This intermediate ship will probably also have small numbers of missiles available to use in extremis if the backward link to the larger missile ship fails. Assuming communications to all elements of the force will be available in all situations may be unwise. The group of three ships should be network enabled, not network dependent, and this could be achieved by allowing the intermediate ship to be capable of limited independent action.
The coordinated attack option is not a variant of the distributed lethality concept noted earlier. The data being passed from the stealthy uncrewed ship and the intermediate crewed vessel is targeting, not fire control, quality data. The coordinated attack option has only loose integration that is both less technically demanding and more appropriate to operations in an intense electronic warfare environment.
An alternative concept is to have a large crewed vessel at the center of a networked constellation of small and medium-sized uncrewed air, surface and subsurface systems. A large ship offers potential advantages in being able to incorporate advanced power generation to support emerging defensive systems like high energy lasers or rail guns. In this, the large crewed ship would need good survivability features, suitable defensive systems, an excellent command and control system to operate its multitude of diverse uncrewed systems and a high bandwidth communication system linking back to shore-based facilities and data storage services.
The crewed ship could employ mosaic warfare techniques to set up extended kinetic and non-kinetic kill webs through the uncrewed systems to reach the adversary warships. The ship’s combat power is not then in the crewed vessel but principally in its uncrewed systems with their varying levels of autonomy, AI application and edge computing.
The large ship and its associated constellation would effectively be a naval version of the Soviet reconnaissance-strike complex. An AI-enabled war at sea then might involve dueling constellations, each seeking relative advantage.
The AI-enabled battlespace creates a different war-at-sea. Most obvious are the autonomous systems and vessels made possible by AI and edge computing. The bigger change though may be to finally take the steady scouting improvements of the last 100 years or so to their final conclusion. The age of AI, machine learning, big data, IoT and cloud computing appear set to create the “observable ocean.” From combining these technologies, near-real digital models of the ocean environment can be made that highlight the man-made artefacts present.
The digital ocean means warships could become the prey as much as the hunters. Such a perspective brings a shift in thinking about what the capital ship of the future might be. A recent study noted: “Navy’s next capital ship will not be a ship. It will be the Network of Humans and Machines, the Navy’s new center of gravity, embodying a superior source of combat power.” Tomorrow’s capital ship looks set to be the human-machine teams operating on an AI-enabled battlefield.
Dr. Peter Layton is a Visiting Fellow at the Griffith Asia Institute, Griffith University and an Associate Fellow at the Royal United Services Institute. He has extensive aviation and defense experience and, for his work at the Pentagon on force structure matters, was awarded the US Secretary of Defense’s Exceptional Public Service Medal.

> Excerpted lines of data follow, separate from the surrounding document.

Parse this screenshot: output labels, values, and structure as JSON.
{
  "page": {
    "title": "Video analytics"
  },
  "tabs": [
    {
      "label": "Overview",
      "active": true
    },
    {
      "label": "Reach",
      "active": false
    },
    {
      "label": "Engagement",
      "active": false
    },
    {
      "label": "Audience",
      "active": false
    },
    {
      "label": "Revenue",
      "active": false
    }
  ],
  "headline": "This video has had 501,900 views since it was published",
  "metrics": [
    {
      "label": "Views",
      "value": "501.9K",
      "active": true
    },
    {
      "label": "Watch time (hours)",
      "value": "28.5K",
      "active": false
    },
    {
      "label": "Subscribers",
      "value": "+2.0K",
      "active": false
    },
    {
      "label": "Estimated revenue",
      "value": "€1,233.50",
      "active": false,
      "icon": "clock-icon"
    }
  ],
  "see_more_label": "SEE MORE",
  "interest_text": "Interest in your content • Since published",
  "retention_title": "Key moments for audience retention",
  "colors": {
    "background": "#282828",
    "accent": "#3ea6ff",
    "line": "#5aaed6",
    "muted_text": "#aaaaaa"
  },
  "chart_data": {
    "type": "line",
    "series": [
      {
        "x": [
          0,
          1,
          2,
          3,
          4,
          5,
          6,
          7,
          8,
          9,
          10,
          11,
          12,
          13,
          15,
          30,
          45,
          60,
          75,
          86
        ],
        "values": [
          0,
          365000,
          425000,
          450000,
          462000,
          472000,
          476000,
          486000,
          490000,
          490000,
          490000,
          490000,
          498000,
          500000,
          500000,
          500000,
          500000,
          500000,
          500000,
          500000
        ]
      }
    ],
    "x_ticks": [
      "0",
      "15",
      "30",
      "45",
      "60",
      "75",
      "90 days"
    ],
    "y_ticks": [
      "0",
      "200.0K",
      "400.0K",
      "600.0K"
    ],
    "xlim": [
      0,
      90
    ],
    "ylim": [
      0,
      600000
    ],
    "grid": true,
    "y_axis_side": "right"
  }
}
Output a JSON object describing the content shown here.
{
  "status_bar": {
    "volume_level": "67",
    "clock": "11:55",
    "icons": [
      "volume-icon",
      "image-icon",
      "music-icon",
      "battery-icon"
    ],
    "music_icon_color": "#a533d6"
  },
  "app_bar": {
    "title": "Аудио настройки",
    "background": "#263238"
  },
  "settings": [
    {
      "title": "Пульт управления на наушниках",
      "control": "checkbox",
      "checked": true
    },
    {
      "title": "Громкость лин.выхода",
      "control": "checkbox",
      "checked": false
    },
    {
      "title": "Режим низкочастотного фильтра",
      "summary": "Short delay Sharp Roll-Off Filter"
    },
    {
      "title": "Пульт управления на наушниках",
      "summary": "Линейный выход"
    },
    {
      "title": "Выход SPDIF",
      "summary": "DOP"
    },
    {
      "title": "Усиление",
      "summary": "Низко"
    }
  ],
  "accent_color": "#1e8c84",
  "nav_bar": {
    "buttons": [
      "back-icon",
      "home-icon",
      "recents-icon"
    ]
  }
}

This article appears courtesy of CIMSEC and may be found in its original form here.
The opinions expressed herein are the author's and not necessarily those of The Maritime Executive.